You are an employee at a nice paper mill and want to impress the boss by burning the midnight oil (but not too close to the wood pulp). For four consecutive weeks, you work forty-five, forty-two, thirty-nine, and thirty-one hours. If you are a nonexempt employee covered by the Fair Labor Standards Act, how many hours of overtime pay, if any, would you be entitled to? What would be the rate? The Fair Labor Standards Act of 1938 is concerned with child labor, maximum hours, minimum wages, and overtime provisions. In this situation we are dealing with overtime.

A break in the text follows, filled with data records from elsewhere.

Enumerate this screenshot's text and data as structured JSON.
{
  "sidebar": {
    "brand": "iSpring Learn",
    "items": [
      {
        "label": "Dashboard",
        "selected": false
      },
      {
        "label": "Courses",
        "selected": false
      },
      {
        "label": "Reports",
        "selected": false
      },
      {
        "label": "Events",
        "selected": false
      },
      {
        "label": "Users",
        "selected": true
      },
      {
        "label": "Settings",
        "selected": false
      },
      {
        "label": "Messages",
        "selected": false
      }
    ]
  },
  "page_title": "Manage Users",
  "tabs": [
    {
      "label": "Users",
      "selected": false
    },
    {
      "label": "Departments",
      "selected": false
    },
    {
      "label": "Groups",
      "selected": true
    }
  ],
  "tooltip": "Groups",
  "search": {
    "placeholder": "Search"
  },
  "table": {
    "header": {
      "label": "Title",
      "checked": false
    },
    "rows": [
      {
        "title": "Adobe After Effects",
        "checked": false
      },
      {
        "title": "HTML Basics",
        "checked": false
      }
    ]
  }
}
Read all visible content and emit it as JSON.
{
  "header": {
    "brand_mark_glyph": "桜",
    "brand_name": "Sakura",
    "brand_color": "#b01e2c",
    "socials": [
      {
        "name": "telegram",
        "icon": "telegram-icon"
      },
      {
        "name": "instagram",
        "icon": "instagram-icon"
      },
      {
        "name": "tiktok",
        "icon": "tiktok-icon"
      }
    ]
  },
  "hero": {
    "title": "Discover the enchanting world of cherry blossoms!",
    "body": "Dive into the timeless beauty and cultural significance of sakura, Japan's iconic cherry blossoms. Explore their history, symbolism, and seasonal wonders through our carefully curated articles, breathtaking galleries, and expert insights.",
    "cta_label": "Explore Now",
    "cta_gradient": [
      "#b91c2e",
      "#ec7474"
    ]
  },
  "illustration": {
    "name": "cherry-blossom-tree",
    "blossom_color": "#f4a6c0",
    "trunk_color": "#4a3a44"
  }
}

Overtime is when an employee works over forty hours per work week and needs to be paid time and a half for the hours worked. Employees that fall into the category that overtime is due are non-exempt employees who include manual laborers and other blue collared workers who do repeated activity with their hands; this includes nurses and police officers. Professional employees are considered exempt and it is determined by the employers if they will receive overtime pay, but the employers cannot reduce or change the overtime requirement.
The paper mill employee is entitled to the overtime pay under the Fair Labor Standards Act. In the four weeks the employee worked he only went over forty hours twice coming to a total of seven hours, five hours one week and two the next. Under the Act the employee is entitled to pay at the hourly rate plus half. As a non-exempt employee the employer can not stray from the rules of the Act.
ReferencesMiller, R., & Holowell, W. (2011,2008). Business law text & exercises. (6th ed., pp. 133-134). Mason, OH: Cengage Learning.